By way of contrast, Corey Stoll's Iago speaks in a more straightforward and conversational way that resonates well with contemporary ears. We may not like him (nor should we), but he does seem more familiar to us, like a rogue politician who is adroit at framing his arguments and astute at winnowing out and taking advantage of others' weaknesses. In speeches directed at the audience, he lays out his self-justified grounds for plotting to bring Othello down. He is fuming that Othello passed him over for promotion in favor of Michael Cassio (Babak Tafti), whom Iago brushes off as a mere accountant. He also hates that his stymied military career still requires him to maintain a professionally cordial relationship with those he sees as inferior. Finally, he offers up a more personal rationale for his behavior when, on more than one occasion, he mentions his suspicions that Othello has had a sexual relationship with Iago's wife Emilia (Alison Wright).

Even though Emilia's role is a relatively small one, in Ms. Wright's performance she emerges as perhaps the play's bravest soul, speaking truth to power as she confronts both Othello and Iago and blasts their masculine certitude into smithereens in a magnificently-delivered speech near the end of the play.
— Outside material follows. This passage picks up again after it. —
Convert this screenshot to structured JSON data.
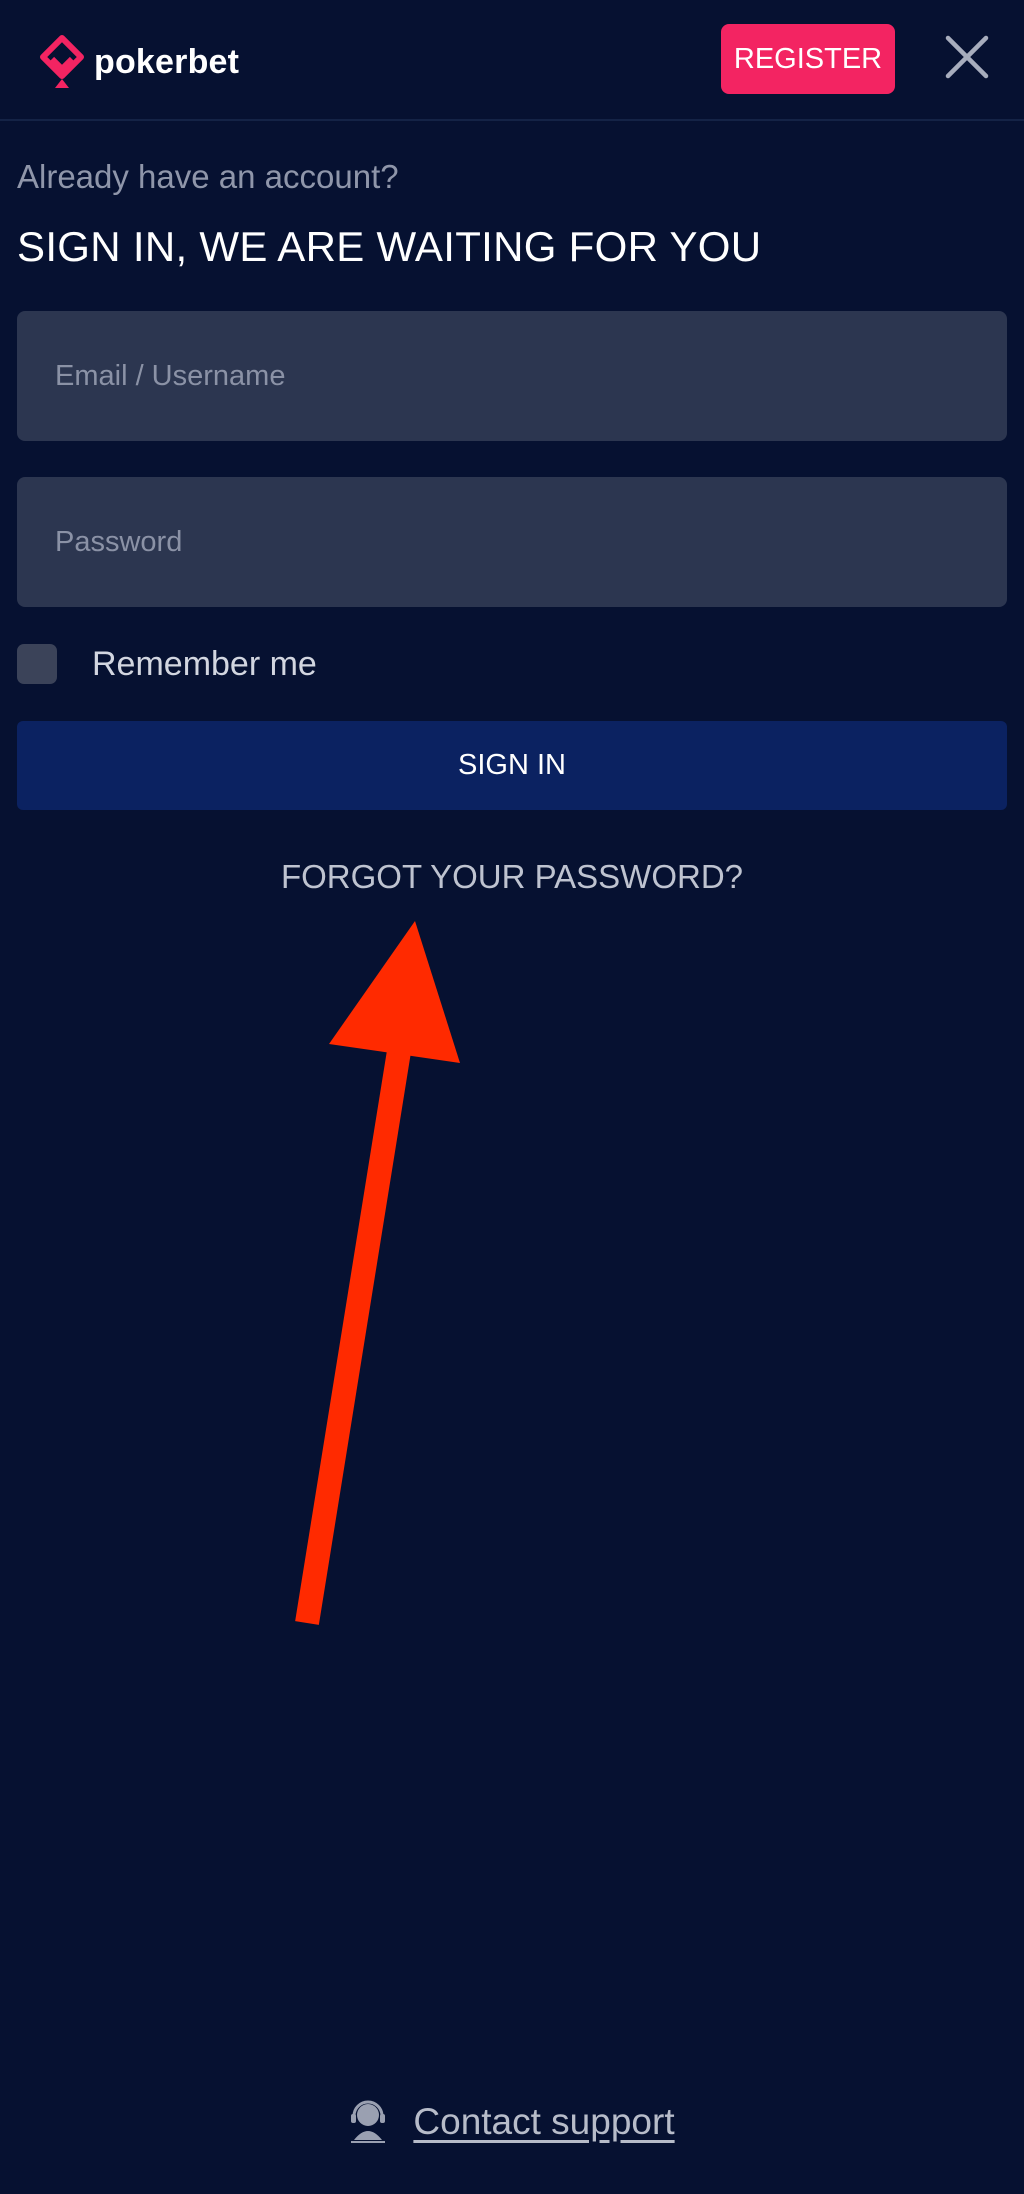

Told to "hold your peace" by her husband, she lets a room full of men know, "Let heaven and men and devils all cry shame against me, yet I'll speak!" This is a truly compelling moment, and Ms. Wright handles it exquisitely.

In addition to bringing out the psychological underpinnings of his characters, Santiago-Hudson heightens the contemporary feel by emphasizing the play's racism, so much so that the audience at the performance I attended gasped aloud on a couple of occasions. The first of these comes early in the play when Iago goads Desdemona's father, Brabantio (Miguel Perez), into going after Othello after he and Desdemona have eloped without Brabantio's knowledge or blessing: "Zounds, sir, you're robbed," insists Iago. "Even now an old black ram is tupping your white ewe." The words are Shakespeare's, but the delivery belongs to Stoll and the director, while the impact of these and other similarly racist lines throughout the play are ours to interpret and, yes, gasp over.

I do confess to missing a more muscular squaring off between Iago and Othello, as seen, for example, in last year's military-themed performance at the New York Theatre Workshop that pitted Daniel Craig against David Oyelowo. There, Craig's Iago had to work extra hard to trip up a formidable opponent, while here it seems his targets are sitting ducks, rather too easily manipulated. Yet, all told, this is a well-mounted production that provides a solid psychological foundation to Iago, who is too often seen as the embodiment of self-propelled evil rather than as all-too-human. Something to think about when contemplating the next set of hoodwinking Tweetstorms intended to reshape your worldview.

Through June 24
Delacorte Theater in Central Park
Free tickets are available for every public performance. Information on how to access free tickets